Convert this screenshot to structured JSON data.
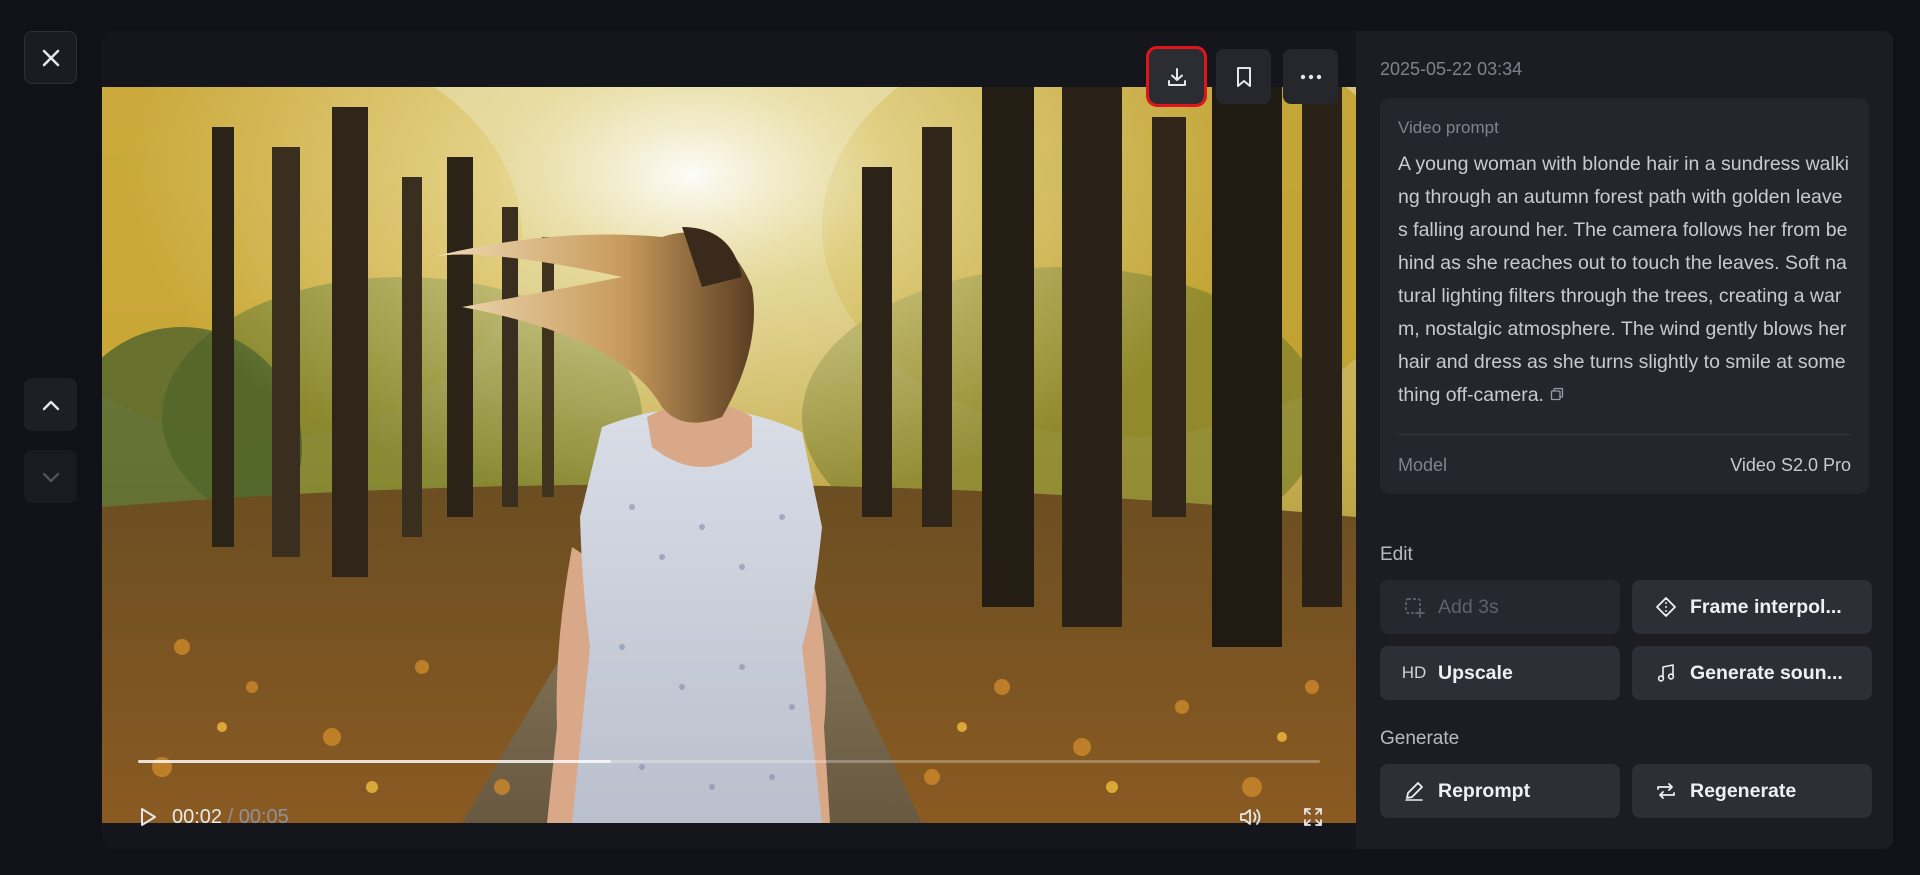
{
  "viewer": {
    "current_time": "00:02",
    "separator": " / ",
    "duration": "00:05",
    "progress_fraction": 0.4
  },
  "top_actions": [
    {
      "name": "download-button",
      "icon": "download-icon"
    },
    {
      "name": "bookmark-button",
      "icon": "bookmark-icon"
    },
    {
      "name": "more-button",
      "icon": "more-horizontal-icon"
    }
  ],
  "panel": {
    "date": "2025-05-22 03:34",
    "prompt_label": "Video prompt",
    "prompt_text": "A young woman with blonde hair in a sundress walking through an autumn forest path with golden leaves falling around her. The camera follows her from behind as she reaches out to touch the leaves. Soft natural lighting filters through the trees, creating a warm, nostalgic atmosphere. The wind gently blows her hair and dress as she turns slightly to smile at something off-camera.",
    "model_label": "Model",
    "model_value": "Video S2.0 Pro"
  },
  "edit": {
    "title": "Edit",
    "add3s": "Add 3s",
    "frame_interp": "Frame interpol...",
    "upscale_badge": "HD",
    "upscale": "Upscale",
    "generate_sound": "Generate soun..."
  },
  "generate": {
    "title": "Generate",
    "reprompt": "Reprompt",
    "regenerate": "Regenerate"
  },
  "colors": {
    "accent_highlight": "#e0141c",
    "panel_bg": "#1b1d23",
    "page_bg": "#111217"
  }
}
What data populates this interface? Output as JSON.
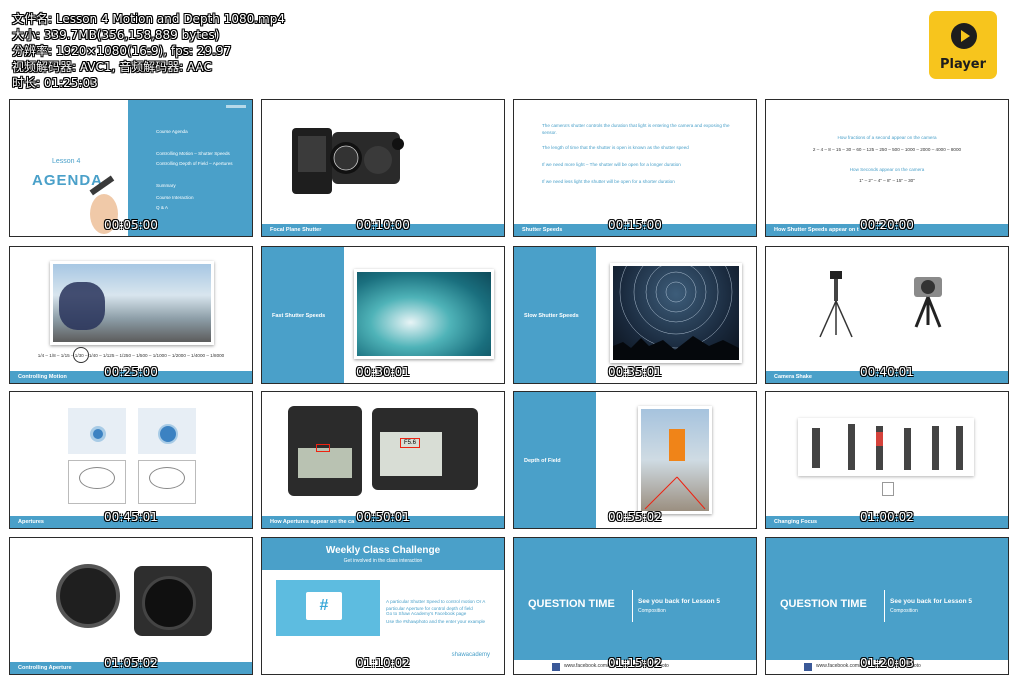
{
  "file_info": {
    "name": "文件名: Lesson 4 Motion and Depth 1080.mp4",
    "size": "大小: 339.7MB(356,158,889 bytes)",
    "resolution": "分辨率: 1920×1080(16:9), fps: 29.97",
    "codec": "视频解码器: AVC1, 音频解码器: AAC",
    "duration": "时长: 01:25:03"
  },
  "player_logo": {
    "text": "Player",
    "icon": "play-icon",
    "bg_color": "#f7c51d"
  },
  "accent_color": "#4aa0c9",
  "thumbnails": [
    {
      "timestamp": "00:05:00",
      "caption": "",
      "lesson": "Lesson 4",
      "agenda": "AGENDA",
      "items": [
        "Course Agenda",
        "Controlling Motion – Shutter Speeds",
        "Controlling Depth of Field – Apertures",
        "Summary",
        "Course Interaction",
        "Q & A"
      ]
    },
    {
      "timestamp": "00:10:00",
      "caption": "Focal Plane Shutter"
    },
    {
      "timestamp": "00:15:00",
      "caption": "Shutter Speeds",
      "bullets": [
        "The camera's shutter controls the duration that light is entering the camera and exposing the sensor.",
        "The length of time that the shutter is open is known as the shutter speed",
        "If we need more light – The shutter will be open for a longer duration",
        "If we need less light the shutter will be open for a shorter duration"
      ]
    },
    {
      "timestamp": "00:20:00",
      "caption": "How Shutter Speeds appear on t",
      "line1": "How fractions of a second appear on the camera",
      "line2": "2 – 4 – 8 – 15 – 30 – 60 – 125 – 250 – 500 – 1000 – 2000 – 4000 – 8000",
      "line3": "How Seconds appear on the camera",
      "line4": "1\" – 2\" – 4\" – 8\" – 15\" – 30\""
    },
    {
      "timestamp": "00:25:00",
      "caption": "Controlling Motion",
      "scale": "1/4 – 1/8 – 1/15 – 1/30 – 1/40 – 1/125 – 1/250 – 1/500 – 1/1000 – 1/2000 – 1/4000 – 1/8000"
    },
    {
      "timestamp": "00:30:01",
      "caption": "",
      "side": "Fast Shutter Speeds"
    },
    {
      "timestamp": "00:35:01",
      "caption": "",
      "side": "Slow Shutter Speeds"
    },
    {
      "timestamp": "00:40:01",
      "caption": "Camera Shake"
    },
    {
      "timestamp": "00:45:01",
      "caption": "Apertures"
    },
    {
      "timestamp": "00:50:01",
      "caption": "How Apertures appear on the ca",
      "aperture_value": "F5.6"
    },
    {
      "timestamp": "00:55:02",
      "caption": "",
      "side": "Depth of Field"
    },
    {
      "timestamp": "01:00:02",
      "caption": "Changing Focus"
    },
    {
      "timestamp": "01:05:02",
      "caption": "Controlling Aperture"
    },
    {
      "timestamp": "01:10:02",
      "caption": "",
      "title": "Weekly Class Challenge",
      "subtitle": "Get involved in the class interaction",
      "bullets": [
        "A particular Shutter Speed to control motion Or A particular Aperture for control depth of field",
        "Go to Shaw Academy's Facebook page",
        "Use the #shawphoto and the enter your example"
      ],
      "brand": "shawacademy",
      "hashtag": "#"
    },
    {
      "timestamp": "01:15:02",
      "caption": "",
      "qt": "QUESTION TIME",
      "see": "See you back for Lesson 5",
      "topic": "Composition",
      "footer": "www.facebook.com/shawacademy   #shawphoto"
    },
    {
      "timestamp": "01:20:03",
      "caption": "",
      "qt": "QUESTION TIME",
      "see": "See you back for Lesson 5",
      "topic": "Composition",
      "footer": "www.facebook.com/shawacademy   #shawphoto"
    }
  ]
}
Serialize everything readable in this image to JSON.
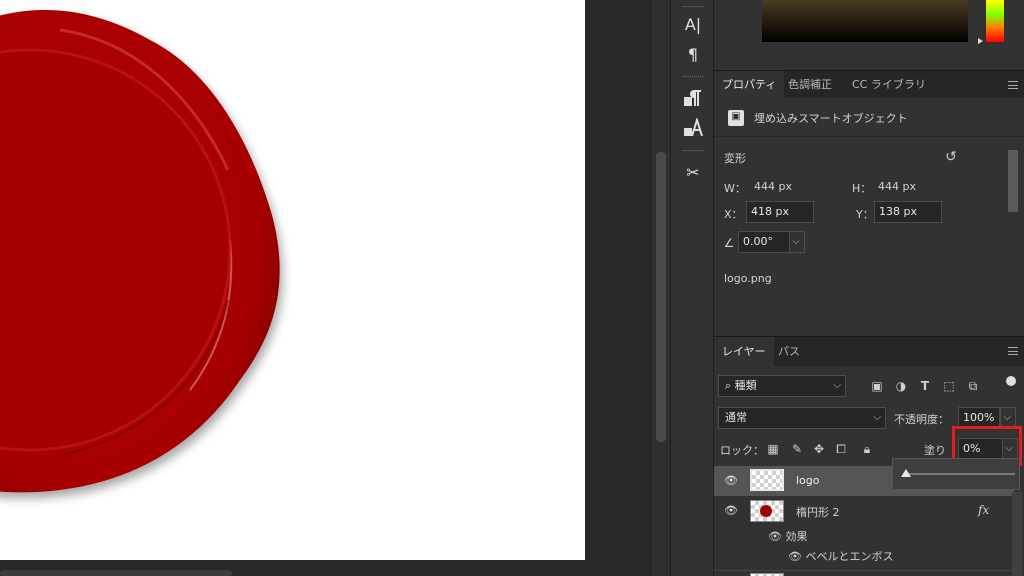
{
  "tools": [
    {
      "icon": "vertical-type-icon",
      "glyph": "A|"
    },
    {
      "icon": "paragraph-icon",
      "glyph": "¶"
    },
    {
      "icon": "paragraph-style-icon",
      "glyph": "⁋"
    },
    {
      "icon": "character-style-icon",
      "glyph": "A"
    },
    {
      "icon": "tools-icon",
      "glyph": "✂"
    }
  ],
  "properties_panel": {
    "tabs": [
      "プロパティ",
      "色調補正",
      "CC ライブラリ"
    ],
    "object_type": "埋め込みスマートオブジェクト",
    "transform_label": "変形",
    "w_label": "W：",
    "w_value": "444 px",
    "h_label": "H：",
    "h_value": "444 px",
    "x_label": "X：",
    "x_value": "418 px",
    "y_label": "Y：",
    "y_value": "138 px",
    "angle_value": "0.00°",
    "filename": "logo.png"
  },
  "layers_panel": {
    "tabs": [
      "レイヤー",
      "パス"
    ],
    "filter_kind": "種類",
    "blend_mode": "通常",
    "opacity_label": "不透明度：",
    "opacity_value": "100%",
    "lock_label": "ロック：",
    "fill_label": "塗り",
    "fill_value": "0%",
    "layers": [
      {
        "name": "logo",
        "selected": true
      },
      {
        "name": "楕円形 2",
        "fx": "fx"
      }
    ],
    "effects_label": "効果",
    "effect_item": "ベベルとエンボス"
  },
  "colors": {
    "seal_red": "#b00000",
    "highlight_red": "#e02020",
    "panel_bg": "#323232"
  }
}
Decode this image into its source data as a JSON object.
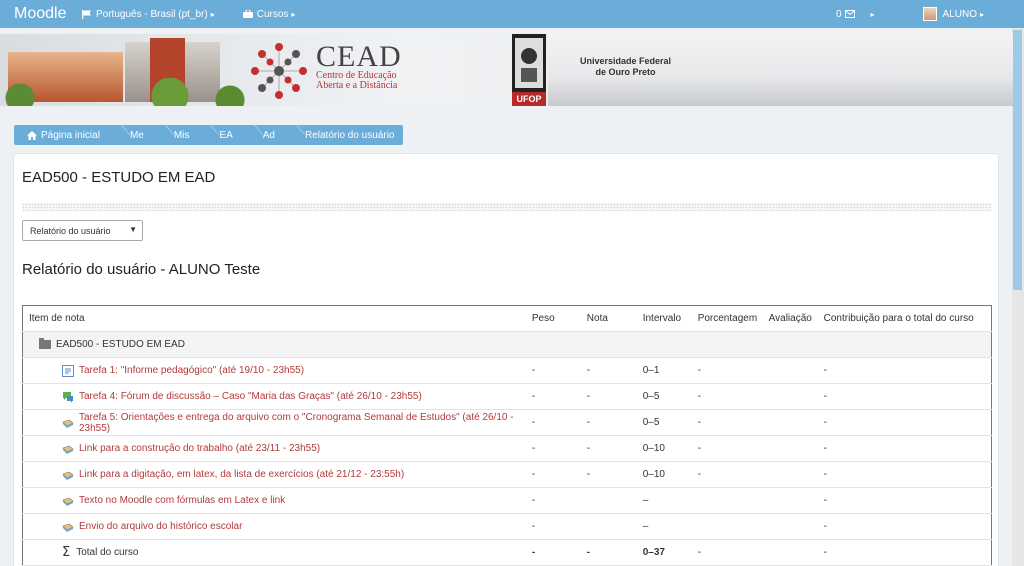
{
  "navbar": {
    "brand": "Moodle",
    "language": "Português - Brasil (pt_br)",
    "courses": "Cursos",
    "messages_count": "0",
    "user": "ALUNO"
  },
  "banner": {
    "cead_title": "CEAD",
    "cead_sub1": "Centro de Educação",
    "cead_sub2": "Aberta e a Distância",
    "ufop_label": "UFOP",
    "university_line1": "Universidade Federal",
    "university_line2": "de Ouro Preto"
  },
  "breadcrumb": [
    "Página inicial",
    "Me",
    "Mis",
    "EA",
    "Ad",
    "Relatório do usuário"
  ],
  "course_title": "EAD500 - ESTUDO EM EAD",
  "report_select": {
    "value": "Relatório do usuário"
  },
  "report_title": "Relatório do usuário - ALUNO Teste",
  "table": {
    "headers": [
      "Item de nota",
      "Peso",
      "Nota",
      "Intervalo",
      "Porcentagem",
      "Avaliação",
      "Contribuição para o total do curso"
    ],
    "category": "EAD500 - ESTUDO EM EAD",
    "rows": [
      {
        "icon": "assignment-icon",
        "name": "Tarefa 1: \"Informe pedagógico\" (até 19/10 - 23h55)",
        "peso": "-",
        "nota": "-",
        "intervalo": "0–1",
        "porcentagem": "-",
        "avaliacao": "",
        "contribuicao": "-"
      },
      {
        "icon": "forum-icon",
        "name": "Tarefa 4: Fórum de discussão – Caso \"Maria das Graças\" (até 26/10 - 23h55)",
        "peso": "-",
        "nota": "-",
        "intervalo": "0–5",
        "porcentagem": "-",
        "avaliacao": "",
        "contribuicao": "-"
      },
      {
        "icon": "upload-icon",
        "name": "Tarefa 5: Orientações e entrega do arquivo com o \"Cronograma Semanal de Estudos\" (até 26/10 - 23h55)",
        "peso": "-",
        "nota": "-",
        "intervalo": "0–5",
        "porcentagem": "-",
        "avaliacao": "",
        "contribuicao": "-"
      },
      {
        "icon": "upload-icon",
        "name": "Link para a construção do trabalho (até 23/11 - 23h55)",
        "peso": "-",
        "nota": "-",
        "intervalo": "0–10",
        "porcentagem": "-",
        "avaliacao": "",
        "contribuicao": "-"
      },
      {
        "icon": "upload-icon",
        "name": "Link para a digitação, em latex, da lista de exercícios (até 21/12 - 23:55h)",
        "peso": "-",
        "nota": "-",
        "intervalo": "0–10",
        "porcentagem": "-",
        "avaliacao": "",
        "contribuicao": "-"
      },
      {
        "icon": "upload-icon",
        "name": "Texto no Moodle com fórmulas em Latex e link",
        "peso": "-",
        "nota": "",
        "intervalo": "–",
        "porcentagem": "",
        "avaliacao": "",
        "contribuicao": "-"
      },
      {
        "icon": "upload-icon",
        "name": "Envio do arquivo do histórico escolar",
        "peso": "-",
        "nota": "",
        "intervalo": "–",
        "porcentagem": "",
        "avaliacao": "",
        "contribuicao": "-"
      }
    ],
    "total": {
      "name": "Total do curso",
      "peso": "-",
      "nota": "-",
      "intervalo": "0–37",
      "porcentagem": "-",
      "avaliacao": "",
      "contribuicao": "-"
    }
  }
}
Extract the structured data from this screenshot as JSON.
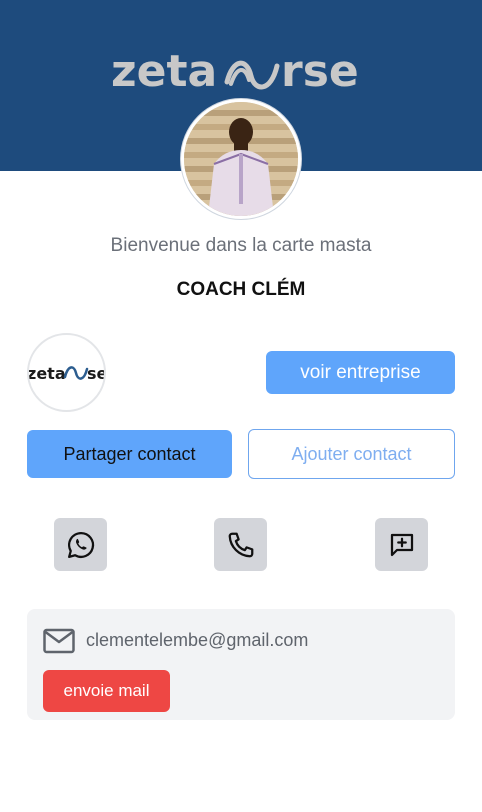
{
  "header": {
    "brand_name": "zetaverse",
    "brand_color": "#c8c8c8",
    "background_color": "#1e4b7d"
  },
  "profile": {
    "welcome_text": "Bienvenue dans la carte masta",
    "name": "COACH CLÉM"
  },
  "company": {
    "logo_text": "zetaverse",
    "button_label": "voir entreprise"
  },
  "contact_buttons": {
    "share_label": "Partager contact",
    "add_label": "Ajouter contact"
  },
  "actions": [
    {
      "icon": "whatsapp-icon"
    },
    {
      "icon": "phone-icon"
    },
    {
      "icon": "message-plus-icon"
    }
  ],
  "email": {
    "address": "clementelembe@gmail.com",
    "button_label": "envoie mail"
  },
  "colors": {
    "primary_blue": "#5fa5fb",
    "danger_red": "#ee4744"
  }
}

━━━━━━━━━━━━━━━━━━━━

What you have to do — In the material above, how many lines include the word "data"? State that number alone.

Response to this exercise — 4